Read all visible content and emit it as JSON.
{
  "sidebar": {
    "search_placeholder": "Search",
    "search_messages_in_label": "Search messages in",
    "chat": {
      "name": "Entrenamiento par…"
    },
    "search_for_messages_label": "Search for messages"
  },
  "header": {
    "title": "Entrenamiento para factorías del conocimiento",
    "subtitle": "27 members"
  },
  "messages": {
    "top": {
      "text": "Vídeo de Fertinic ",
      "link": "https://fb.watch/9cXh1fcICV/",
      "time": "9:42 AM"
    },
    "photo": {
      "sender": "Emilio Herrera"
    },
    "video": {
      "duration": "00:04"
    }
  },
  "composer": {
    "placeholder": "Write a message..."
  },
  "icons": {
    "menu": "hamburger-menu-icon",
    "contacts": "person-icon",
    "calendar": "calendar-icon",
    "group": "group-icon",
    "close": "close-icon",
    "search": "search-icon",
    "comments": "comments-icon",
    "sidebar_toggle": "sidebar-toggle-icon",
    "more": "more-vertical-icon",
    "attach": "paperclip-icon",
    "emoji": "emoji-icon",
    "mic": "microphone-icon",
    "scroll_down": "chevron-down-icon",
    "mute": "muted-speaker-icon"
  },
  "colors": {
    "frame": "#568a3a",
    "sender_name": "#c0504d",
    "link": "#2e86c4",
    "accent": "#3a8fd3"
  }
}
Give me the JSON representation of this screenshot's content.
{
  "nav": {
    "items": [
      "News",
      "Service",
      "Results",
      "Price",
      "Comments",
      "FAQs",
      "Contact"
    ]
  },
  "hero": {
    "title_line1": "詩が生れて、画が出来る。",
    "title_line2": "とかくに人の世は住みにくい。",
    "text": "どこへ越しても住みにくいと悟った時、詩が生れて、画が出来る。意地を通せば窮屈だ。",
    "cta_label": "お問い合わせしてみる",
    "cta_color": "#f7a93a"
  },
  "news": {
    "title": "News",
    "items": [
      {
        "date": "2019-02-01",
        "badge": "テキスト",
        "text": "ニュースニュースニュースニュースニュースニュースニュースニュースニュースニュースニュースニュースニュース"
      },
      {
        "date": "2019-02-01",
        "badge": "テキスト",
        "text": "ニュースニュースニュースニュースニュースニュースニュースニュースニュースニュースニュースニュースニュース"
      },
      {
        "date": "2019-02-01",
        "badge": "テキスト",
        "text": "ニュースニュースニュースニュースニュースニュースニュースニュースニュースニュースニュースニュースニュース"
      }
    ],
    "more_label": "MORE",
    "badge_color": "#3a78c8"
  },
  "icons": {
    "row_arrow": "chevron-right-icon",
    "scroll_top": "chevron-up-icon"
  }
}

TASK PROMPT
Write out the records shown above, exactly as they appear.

ANSWER TO THE PROBLEM
Read all visible content and emit it as JSON.
{
  "sidebar": {
    "search_placeholder": "Search",
    "search_messages_in_label": "Search messages in",
    "chat": {
      "name": "Entrenamiento par…"
    },
    "search_for_messages_label": "Search for messages"
  },
  "header": {
    "title": "Entrenamiento para factorías del conocimiento",
    "subtitle": "27 members"
  },
  "messages": {
    "top": {
      "text": "Vídeo de Fertinic ",
      "link": "https://fb.watch/9cXh1fcICV/",
      "time": "9:42 AM"
    },
    "photo": {
      "sender": "Emilio Herrera"
    },
    "video": {
      "duration": "00:04"
    }
  },
  "composer": {
    "placeholder": "Write a message..."
  },
  "icons": {
    "menu": "hamburger-menu-icon",
    "contacts": "person-icon",
    "calendar": "calendar-icon",
    "group": "group-icon",
    "close": "close-icon",
    "search": "search-icon",
    "comments": "comments-icon",
    "sidebar_toggle": "sidebar-toggle-icon",
    "more": "more-vertical-icon",
    "attach": "paperclip-icon",
    "emoji": "emoji-icon",
    "mic": "microphone-icon",
    "scroll_down": "chevron-down-icon",
    "mute": "muted-speaker-icon"
  },
  "colors": {
    "frame": "#568a3a",
    "sender_name": "#c0504d",
    "link": "#2e86c4",
    "accent": "#3a8fd3"
  }
}
Give me the JSON representation of this screenshot's content.
{
  "nav": {
    "items": [
      "News",
      "Service",
      "Results",
      "Price",
      "Comments",
      "FAQs",
      "Contact"
    ]
  },
  "hero": {
    "title_line1": "詩が生れて、画が出来る。",
    "title_line2": "とかくに人の世は住みにくい。",
    "text": "どこへ越しても住みにくいと悟った時、詩が生れて、画が出来る。意地を通せば窮屈だ。",
    "cta_label": "お問い合わせしてみる",
    "cta_color": "#f7a93a"
  },
  "news": {
    "title": "News",
    "items": [
      {
        "date": "2019-02-01",
        "badge": "テキスト",
        "text": "ニュースニュースニュースニュースニュースニュースニュースニュースニュースニュースニュースニュースニュース"
      },
      {
        "date": "2019-02-01",
        "badge": "テキスト",
        "text": "ニュースニュースニュースニュースニュースニュースニュースニュースニュースニュースニュースニュースニュース"
      },
      {
        "date": "2019-02-01",
        "badge": "テキスト",
        "text": "ニュースニュースニュースニュースニュースニュースニュースニュースニュースニュースニュースニュースニュース"
      }
    ],
    "more_label": "MORE",
    "badge_color": "#3a78c8"
  },
  "icons": {
    "row_arrow": "chevron-right-icon",
    "scroll_top": "chevron-up-icon"
  }
}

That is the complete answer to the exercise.